Why dentists are abandoning amalgam
1. When first invented, amalgam was great stuff. It still is, in fact, but it isn’t any greater now than it was 150 years ago. Technical improvements in it over the years have made minor differences in its physical properties, but other than the addition of trace elements to the mix for the purpose of reducing tarnishing, speeding the setting time and changing minor physical parameters, it really hasn’t changed much since it was invented. On the other hand the technology involved in composite formulations has made tremendous strides in improving the wear, strength, appearance, setting characteristics, water miscibility, and numerous other less obvious qualities. They continue to improve yearly. The newest generation of composite filling materials has finally overcome most of the difficulties which prevented their widespread use in restoring back teeth.

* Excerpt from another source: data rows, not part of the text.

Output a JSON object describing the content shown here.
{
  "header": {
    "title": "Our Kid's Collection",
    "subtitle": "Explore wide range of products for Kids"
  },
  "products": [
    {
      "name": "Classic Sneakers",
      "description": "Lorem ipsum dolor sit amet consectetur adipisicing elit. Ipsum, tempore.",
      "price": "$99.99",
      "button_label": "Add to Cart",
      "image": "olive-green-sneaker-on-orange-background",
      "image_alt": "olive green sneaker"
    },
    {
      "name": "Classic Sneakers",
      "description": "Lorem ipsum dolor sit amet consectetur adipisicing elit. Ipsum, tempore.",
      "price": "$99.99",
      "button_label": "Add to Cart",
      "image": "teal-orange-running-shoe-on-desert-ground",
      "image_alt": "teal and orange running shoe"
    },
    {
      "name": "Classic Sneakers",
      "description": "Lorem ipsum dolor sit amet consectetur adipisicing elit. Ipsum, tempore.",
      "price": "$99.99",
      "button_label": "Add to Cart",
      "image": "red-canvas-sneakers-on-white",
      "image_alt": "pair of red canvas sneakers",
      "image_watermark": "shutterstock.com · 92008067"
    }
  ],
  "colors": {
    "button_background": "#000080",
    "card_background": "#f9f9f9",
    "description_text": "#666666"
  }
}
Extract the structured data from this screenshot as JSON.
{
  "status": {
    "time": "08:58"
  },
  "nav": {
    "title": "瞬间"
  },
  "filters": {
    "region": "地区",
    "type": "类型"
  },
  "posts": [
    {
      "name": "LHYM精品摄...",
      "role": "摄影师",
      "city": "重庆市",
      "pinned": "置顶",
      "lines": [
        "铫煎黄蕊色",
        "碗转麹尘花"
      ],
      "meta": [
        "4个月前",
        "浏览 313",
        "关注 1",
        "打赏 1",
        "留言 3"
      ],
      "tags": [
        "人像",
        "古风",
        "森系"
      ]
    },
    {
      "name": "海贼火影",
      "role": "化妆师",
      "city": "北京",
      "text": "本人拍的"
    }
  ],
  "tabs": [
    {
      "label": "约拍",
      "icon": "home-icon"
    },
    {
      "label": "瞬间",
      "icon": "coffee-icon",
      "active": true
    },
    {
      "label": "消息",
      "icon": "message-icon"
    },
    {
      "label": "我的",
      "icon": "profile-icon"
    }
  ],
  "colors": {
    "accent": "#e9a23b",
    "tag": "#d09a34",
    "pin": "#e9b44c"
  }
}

2. Composite fillings are routinely BONDED to the tooth structure. This takes the place of the water resistant layer of corrosion that seals amalgam fillings. It also helps to retain the filling inside the tooth while amalgam fillings depend on the use of undercuts in the cavity preparation to retain them. Amalgam fillings must engage undercuts within the cavity preparation so they will not dislodge. Amalgam also requires a minimum depth of a millimeter and a half in order to form its crystalline structure while composite fillings have no minimum depth. (If they are not deep enough, the amalgam will be too thin and tends to crack.) The use of bonded composites has made possible the use of very small fillings that do not have the mechanical retention necessary to retain an amalgam. It has also made possible the use of shallow and thin cavity preparations which do not require the use of anesthetic to cut due to their very small size.
Note that it IS possible to bond amalgam fillings to the tooth. However, the process takes so long that the cost of such a bonded amalgam filling is actually greater than the cost of the comparable bonded composite. While most US dentists still use amalgam, very few of them bond it to the tooth.
3. There is NO comparison between the appearance of a composite filling and an amalgam. The results are so aesthetically superior, that most people opt for the slightly more expensive composite over the less expensive amalgam. Since many people have quite a few fillings in their back teeth, the difference between a mouth with composite fillings versus the same mouth with amalgams is striking. After a year or so of offering both to my patients and explaining these differences to them, I discovered that my amalgam was approaching its maximum shelf life, so I discarded it and never bought any more.
4. Composite restorations can be repaired while most amalgam restorations cannot. A tooth has five surfaces that can become decayed. The size (and cost) of a filling is judged by the number of surfaces it encompass. When a filling covers, say, 2 surfaces, that leaves three other surfaces untouched. But if the patient returns a year or two later with decay in one of those other surfaces, it is usually necessary to replace the entire amalgam that was done previously in order to place one that encompass the new decay. But since composite bonds reasonably to itself, the dentist can usually simply add the new surface to the old filling and avoid the trauma to the nerve that replacing the entire filling would entail. It is also less expensive to the patient. (In order to save time, many dentists DO repair old amalgam fillings, but the interface between the old and new materials is not chemically sealed as it is when repairing composite fillings.)
5. Before the advent of composite filling materials, many damaged teeth could not be repaired unless a root canal, post and core and crown were done. This was because the working characteristics of amalgam required stringent techniques which were absolutely necessary, but not always achievable under real circumstances. Once modern composites became available, it became possible to repair some of these teeth using “freehand” techniques impossible with amalgam. Repair of these teeth is often not technically “perfect”, but it offers an affordable alternative to the stark choices of extraction or a very expensive series of steps like root canals, posts and crowns.
Q. Should I have all my amalgam fillings replaced with composites?If aesthetics is of major concern to the patient, then you should request the replacement of all your amalgams with composites, or porcelain crowns. But beware! Every time you remove one filling and put another in its place, you run the risk of killing the nerve of the tooth and then needing a root canal